Guest Writer Rachel Rinehart Johnson

It’s midnight, and for the fourth night in a row, I can’t sleep. The nasty head cold I snagged during spring break has moved to my chest, and I hack up mucus for a few hours before falling into an exhausted stupor for a few hours before it’s time to wake up and go to work.

I would feel sorry for myself, but it’s my own fault. I knew better, but I made a choice last fall to have dairy at Bunco, which made it easier to have it for the holidays, and the next thing I know I am eating lasagna and ice cream on a regular basis again. After being dairy-free and gluten-free for around ten years now, I forgot what it was like to have so much mucus in the chest and throat, and I don’t like it.

Same thing goes for the skin allergy rash I developed from eating gluten again. I don’t like it at all, and it’s no fun.

Seriously, I don’t remember having a much of a cold in the past ten years. Perhaps I had a bit of a sore throat for a night, or maybe I had a fever for a day; however, since giving up wheat and diary, I am rarely sick. Once or twice a year, I might feel off for a day or two, but I bounce back fast.

The reason I cut wheat and dairy completely out of my life all those years ago was because I felt better without them and felt crappy with them. Trust me, it’s better to go cold turkey with these two because, otherwise, you become hooked again. Once you start eating gluten or dairy, your body craves them, which makes it even more difficult to resist.

For instance, the cold started last Wed, and the last day I consciously ate dairy was on Friday when I ate the steak and rice at a Japanese steakhouse even though I watched them cooked in butter in front of me. And I ate gluten a couple of weeks ago, even though I still had the itchy skin rash.

This time the cold is lingering, and nothing has completely cleared up the congestion. I’ve tried over the counter medicine, including the Musinex that three people recommended, but it didn’t do the trick.

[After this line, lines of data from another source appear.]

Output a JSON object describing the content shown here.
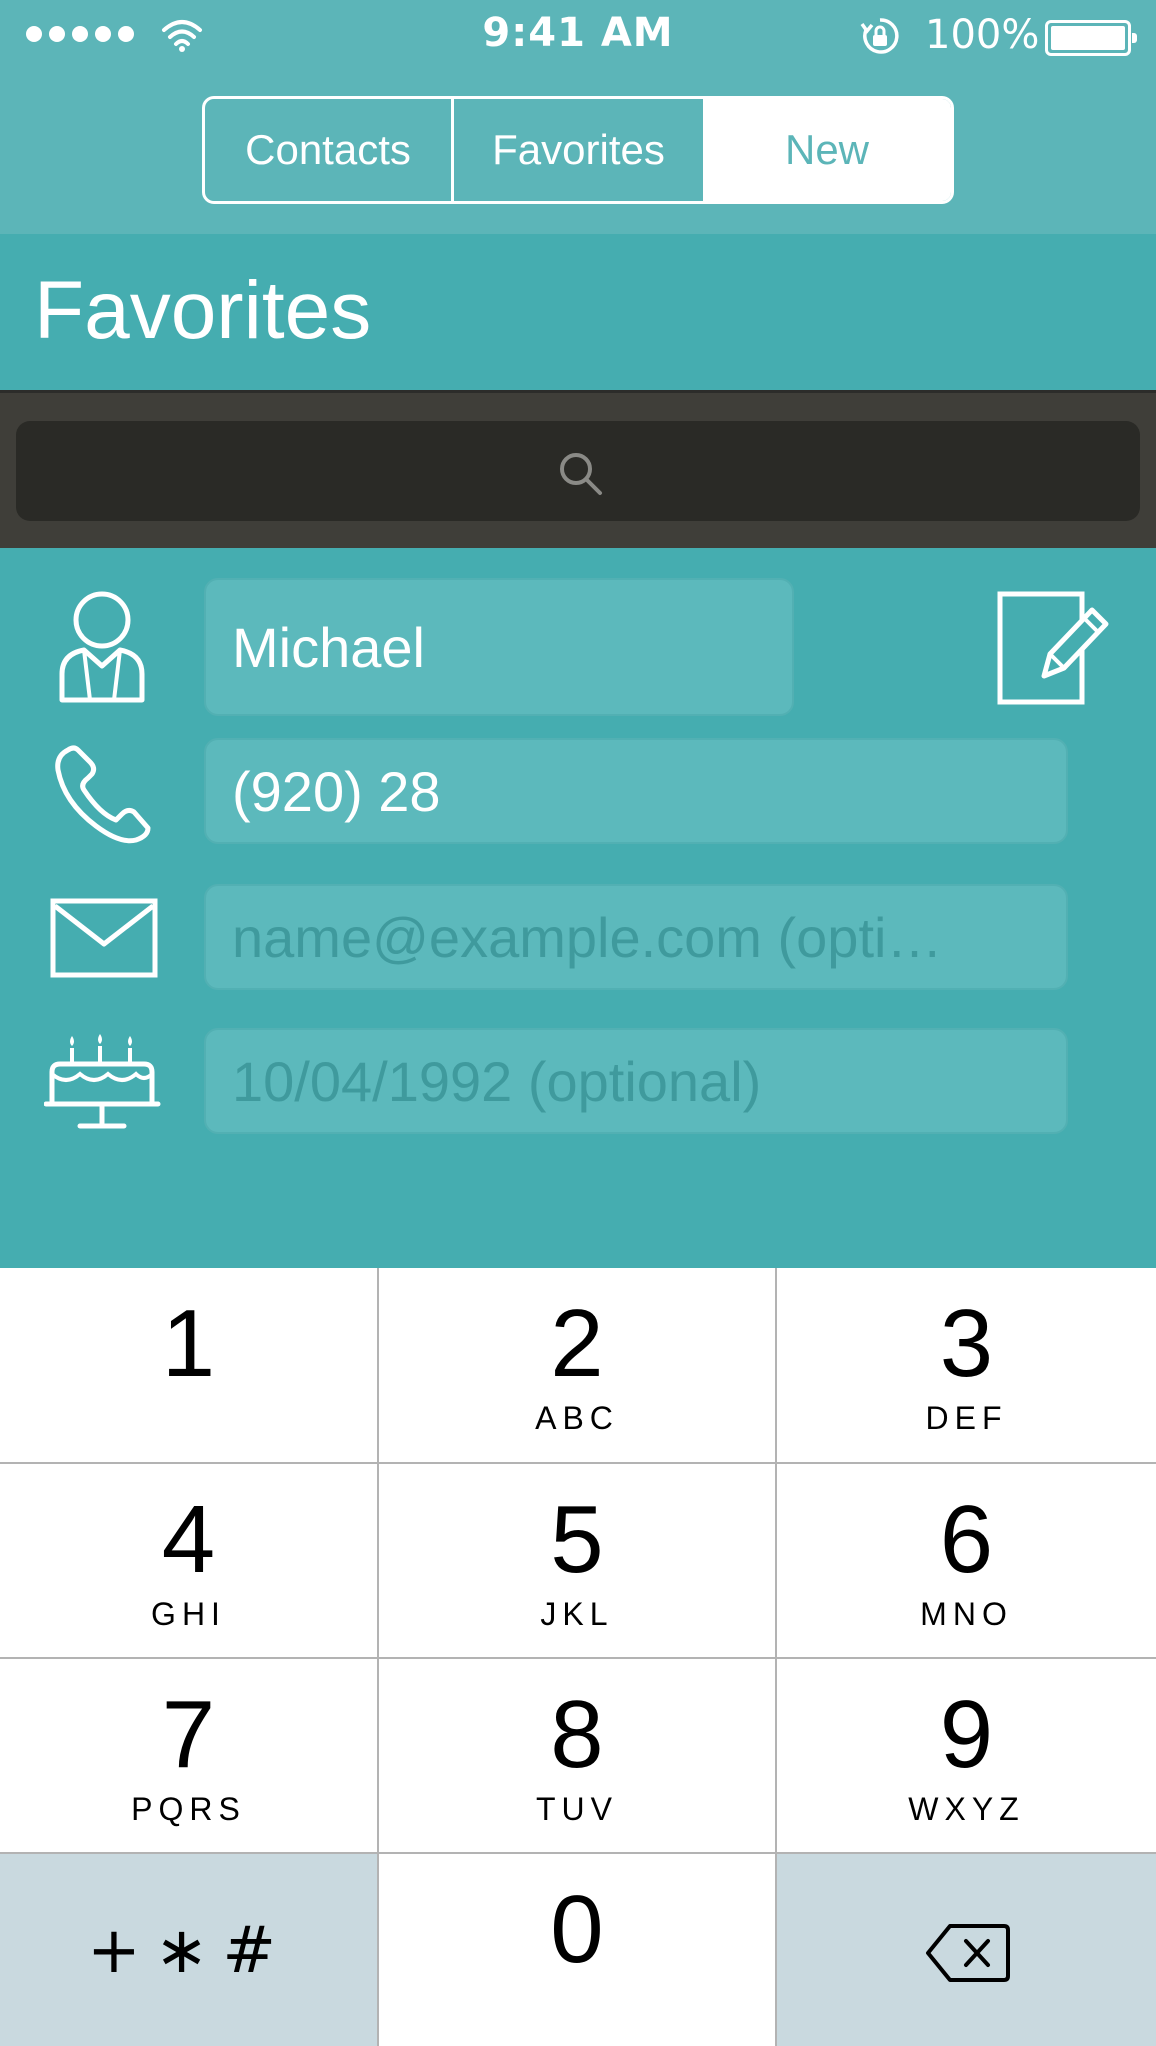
{
  "status": {
    "time": "9:41 AM",
    "battery": "100%"
  },
  "nav": {
    "tabs": [
      {
        "label": "Contacts"
      },
      {
        "label": "Favorites"
      },
      {
        "label": "New"
      }
    ],
    "selected": "New"
  },
  "page": {
    "title": "Favorites"
  },
  "search": {
    "icon": "search-icon"
  },
  "form": {
    "name_value": "Michael",
    "phone_value": "(920) 28",
    "email_placeholder": "name@example.com (opti…",
    "birthday_placeholder": "10/04/1992 (optional)"
  },
  "keypad": {
    "keys": [
      {
        "digit": "1",
        "letters": ""
      },
      {
        "digit": "2",
        "letters": "ABC"
      },
      {
        "digit": "3",
        "letters": "DEF"
      },
      {
        "digit": "4",
        "letters": "GHI"
      },
      {
        "digit": "5",
        "letters": "JKL"
      },
      {
        "digit": "6",
        "letters": "MNO"
      },
      {
        "digit": "7",
        "letters": "PQRS"
      },
      {
        "digit": "8",
        "letters": "TUV"
      },
      {
        "digit": "9",
        "letters": "WXYZ"
      },
      {
        "digit": "0",
        "letters": ""
      }
    ],
    "symbols": "+∗#"
  },
  "colors": {
    "header": "#5cb5b8",
    "accent": "#45adb0",
    "search_bg": "#3f3e39",
    "key_gray": "#c9d9df"
  }
}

I’ve surfed the web late at night during coughing sessions that chased away sleep to find natural remedies and tried gargling both apple cider vinegar and salt water, drinking tea with honey, lemon, and cinnamon, and most recently swallowing garlic capsules. All of those things are healthy and helpful, but it takes awhile to clear out dairy once it’s in our bodies.

The best remedy for a cold (or how to lose a cold in ten days or less): don’t get one in the first place!  And not eating gluten and dairy is one giant step in that direction.

I have given up gluten and dairy again. Gratefully. Thankfully. I would rather be healthy than eat wheat and dairy. It’s a choice that I am happy to make. Plus there are so many yummy substitutes nowadays.

It’s a challenge knowing what to eat these days, but I know I don’t want to eat gluten or dairy products. They are not worth it.

Rachel Rinehart Johnson writes narratives, poems, and children’s stories, and her work has appeared in publications such as Florida English, New Plains Review, Circa Review, Lumina, Rocking Chair Reading: Family Gatherings, New Madrid, and Country Extra. She earned an MFA in creative non-fiction from Murray State University in Kentucky. Rachel and her two daughters reside in Florida, where she teaches composition, creative writing, and English as a second language as an adjunct Instructor at Brevard Community College and Florida Institute of Technology. Her other passions include nature, photography, and travel.

Frederic Patenaude
Frederic Patenaude
Frederic Patenaude has been an important influence in the raw food and natural health movement since he started writing and publishing in 1998, first by being the editor of Just Eat an Apple magazine. He is the author of over 20 books, including The Raw Secrets, the Sunfood Cuisine and Raw Food Controversies. Since 2013 he’s been the Editor-in-Chief of Renegade Health.

Frederic loves to relentlessly debunk nutritional myths. He advocates a low-fat, plant-based diet and has had over 10 years of experience with raw vegan diets. He lives in Montreal, Canada.